WHAT YOU HAVE TO DO
Wherever the string "this" shows up in the records below, return that line.

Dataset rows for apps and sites

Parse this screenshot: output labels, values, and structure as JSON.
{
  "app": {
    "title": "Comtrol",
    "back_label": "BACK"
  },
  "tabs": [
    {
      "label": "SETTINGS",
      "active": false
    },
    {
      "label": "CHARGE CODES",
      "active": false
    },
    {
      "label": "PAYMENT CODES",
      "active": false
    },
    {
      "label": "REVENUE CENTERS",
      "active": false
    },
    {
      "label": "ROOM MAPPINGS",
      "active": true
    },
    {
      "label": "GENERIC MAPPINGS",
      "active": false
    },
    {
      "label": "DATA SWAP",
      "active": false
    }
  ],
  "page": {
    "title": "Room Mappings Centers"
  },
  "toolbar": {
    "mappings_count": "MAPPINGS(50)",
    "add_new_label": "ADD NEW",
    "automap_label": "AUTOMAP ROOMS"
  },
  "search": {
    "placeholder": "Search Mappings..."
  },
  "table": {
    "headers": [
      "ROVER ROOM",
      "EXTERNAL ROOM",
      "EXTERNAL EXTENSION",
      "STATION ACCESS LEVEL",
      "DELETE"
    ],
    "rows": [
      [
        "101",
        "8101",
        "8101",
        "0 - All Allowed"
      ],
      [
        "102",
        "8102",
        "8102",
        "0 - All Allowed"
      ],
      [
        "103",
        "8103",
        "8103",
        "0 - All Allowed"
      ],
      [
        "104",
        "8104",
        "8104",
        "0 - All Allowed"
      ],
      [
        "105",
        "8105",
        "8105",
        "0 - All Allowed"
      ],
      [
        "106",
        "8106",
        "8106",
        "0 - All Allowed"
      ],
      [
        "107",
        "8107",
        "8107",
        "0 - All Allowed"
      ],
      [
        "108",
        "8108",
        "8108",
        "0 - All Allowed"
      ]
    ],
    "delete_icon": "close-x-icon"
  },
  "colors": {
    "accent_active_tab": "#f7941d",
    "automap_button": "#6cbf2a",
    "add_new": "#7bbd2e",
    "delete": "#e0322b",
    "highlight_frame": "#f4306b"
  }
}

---

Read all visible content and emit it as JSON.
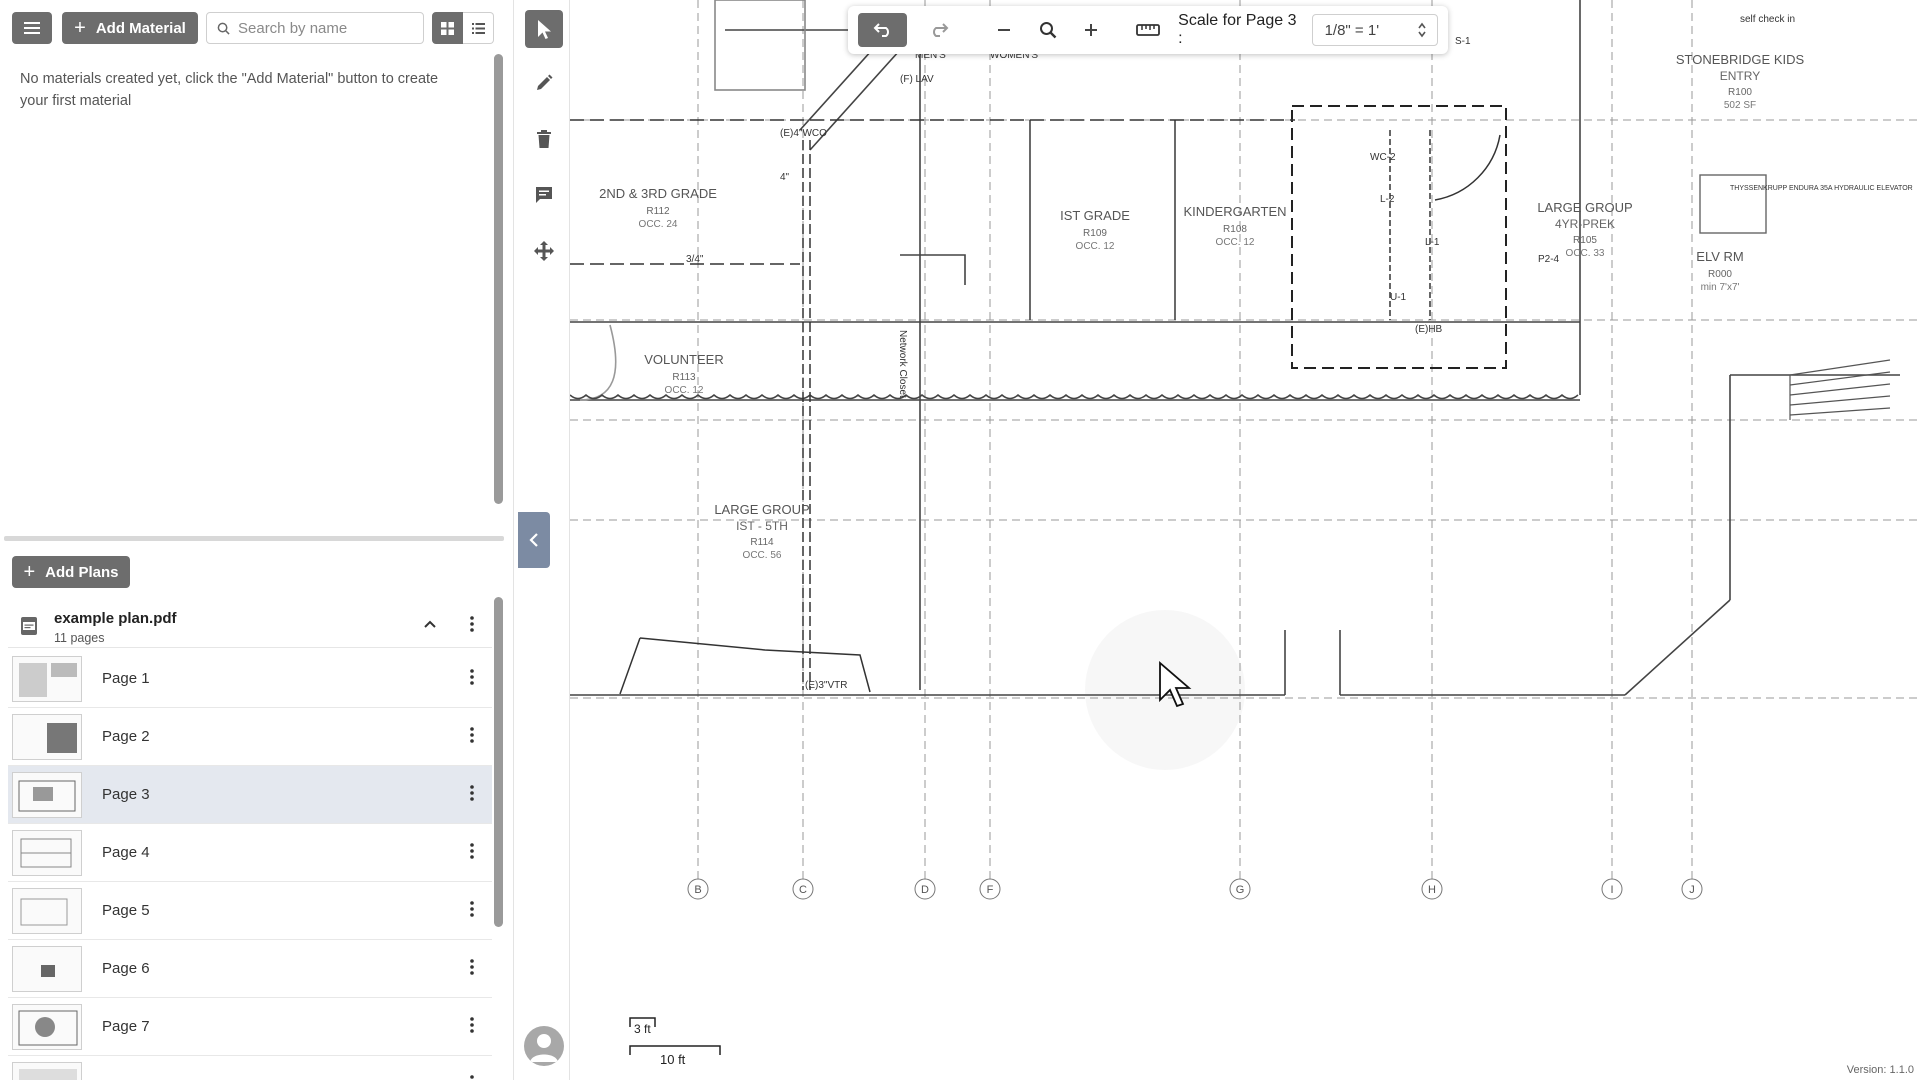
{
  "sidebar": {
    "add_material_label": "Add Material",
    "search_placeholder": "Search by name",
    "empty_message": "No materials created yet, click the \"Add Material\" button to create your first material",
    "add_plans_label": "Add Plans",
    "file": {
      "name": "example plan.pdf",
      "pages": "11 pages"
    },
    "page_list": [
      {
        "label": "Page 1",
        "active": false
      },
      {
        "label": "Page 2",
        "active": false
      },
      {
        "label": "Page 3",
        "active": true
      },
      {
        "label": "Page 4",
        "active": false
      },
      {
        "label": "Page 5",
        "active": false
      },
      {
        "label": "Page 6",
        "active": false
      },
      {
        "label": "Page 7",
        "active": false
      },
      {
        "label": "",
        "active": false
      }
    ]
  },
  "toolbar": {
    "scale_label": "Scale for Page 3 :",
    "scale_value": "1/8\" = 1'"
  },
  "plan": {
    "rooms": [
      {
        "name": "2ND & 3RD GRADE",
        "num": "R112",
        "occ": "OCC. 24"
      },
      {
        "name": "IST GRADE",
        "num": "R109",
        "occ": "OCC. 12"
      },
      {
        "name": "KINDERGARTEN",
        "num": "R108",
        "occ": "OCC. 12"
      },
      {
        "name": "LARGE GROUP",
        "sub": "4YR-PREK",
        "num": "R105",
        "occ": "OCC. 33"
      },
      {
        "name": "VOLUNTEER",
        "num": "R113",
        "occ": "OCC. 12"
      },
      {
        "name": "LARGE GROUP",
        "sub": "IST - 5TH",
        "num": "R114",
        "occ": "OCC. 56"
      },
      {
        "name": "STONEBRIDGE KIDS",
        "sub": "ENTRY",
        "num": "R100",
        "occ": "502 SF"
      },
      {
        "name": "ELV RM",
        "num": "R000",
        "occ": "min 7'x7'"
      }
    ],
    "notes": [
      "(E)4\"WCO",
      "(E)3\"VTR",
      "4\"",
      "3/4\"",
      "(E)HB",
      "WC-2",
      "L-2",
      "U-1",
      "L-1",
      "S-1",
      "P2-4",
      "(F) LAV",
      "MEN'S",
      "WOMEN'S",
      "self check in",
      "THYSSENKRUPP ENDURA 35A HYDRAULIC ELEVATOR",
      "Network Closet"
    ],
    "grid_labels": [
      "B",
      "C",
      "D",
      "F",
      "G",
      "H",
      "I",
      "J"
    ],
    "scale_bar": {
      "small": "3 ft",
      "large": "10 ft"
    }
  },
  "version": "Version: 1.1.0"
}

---

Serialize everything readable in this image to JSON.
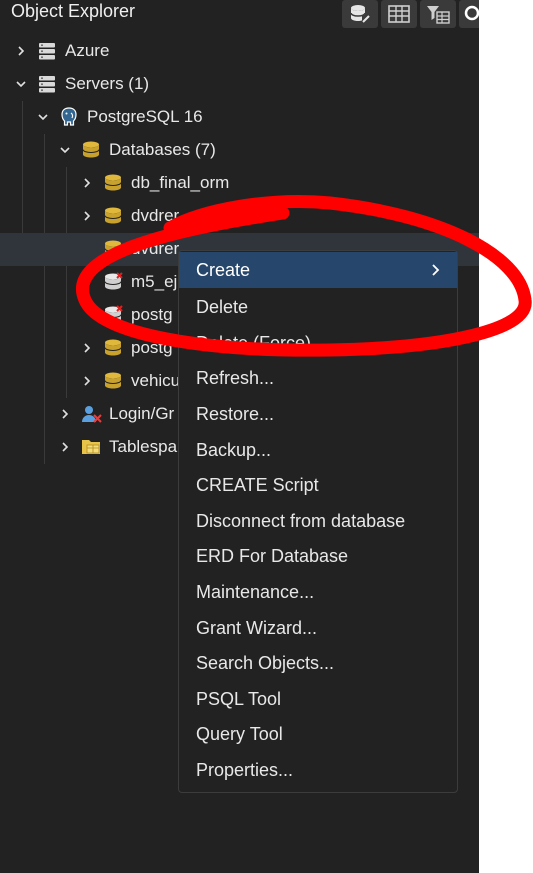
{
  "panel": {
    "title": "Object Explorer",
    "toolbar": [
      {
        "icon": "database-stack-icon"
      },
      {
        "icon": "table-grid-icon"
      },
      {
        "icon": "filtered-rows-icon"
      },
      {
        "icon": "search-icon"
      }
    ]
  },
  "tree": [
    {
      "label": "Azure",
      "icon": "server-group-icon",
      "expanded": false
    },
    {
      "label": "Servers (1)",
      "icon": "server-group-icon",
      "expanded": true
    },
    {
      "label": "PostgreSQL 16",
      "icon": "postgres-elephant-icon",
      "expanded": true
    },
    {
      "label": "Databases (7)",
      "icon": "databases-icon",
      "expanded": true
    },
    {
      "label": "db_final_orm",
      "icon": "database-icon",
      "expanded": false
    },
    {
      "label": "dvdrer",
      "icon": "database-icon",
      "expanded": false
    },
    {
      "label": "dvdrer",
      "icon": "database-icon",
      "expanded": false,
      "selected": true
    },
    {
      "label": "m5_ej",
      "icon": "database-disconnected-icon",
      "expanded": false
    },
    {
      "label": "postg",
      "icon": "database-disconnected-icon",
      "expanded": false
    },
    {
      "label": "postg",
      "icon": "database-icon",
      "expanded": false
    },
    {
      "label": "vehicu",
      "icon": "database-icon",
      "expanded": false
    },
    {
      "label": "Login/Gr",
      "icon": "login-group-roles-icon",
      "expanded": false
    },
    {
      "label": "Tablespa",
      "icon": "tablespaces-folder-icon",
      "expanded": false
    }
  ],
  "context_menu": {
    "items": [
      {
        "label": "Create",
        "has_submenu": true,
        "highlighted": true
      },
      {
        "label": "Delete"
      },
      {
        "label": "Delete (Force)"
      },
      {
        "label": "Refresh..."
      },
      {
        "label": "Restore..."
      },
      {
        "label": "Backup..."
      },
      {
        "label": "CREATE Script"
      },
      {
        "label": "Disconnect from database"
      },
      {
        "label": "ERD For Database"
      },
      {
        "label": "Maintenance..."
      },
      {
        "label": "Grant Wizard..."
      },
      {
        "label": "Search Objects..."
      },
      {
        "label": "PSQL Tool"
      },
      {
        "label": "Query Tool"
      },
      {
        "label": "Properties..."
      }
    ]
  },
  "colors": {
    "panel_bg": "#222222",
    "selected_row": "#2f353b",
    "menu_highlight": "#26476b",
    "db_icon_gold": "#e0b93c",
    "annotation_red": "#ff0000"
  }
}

THE COMPLETED TASK
Parse this screenshot: output labels, values, and structure as JSON.
Serialize everything readable in this image to JSON.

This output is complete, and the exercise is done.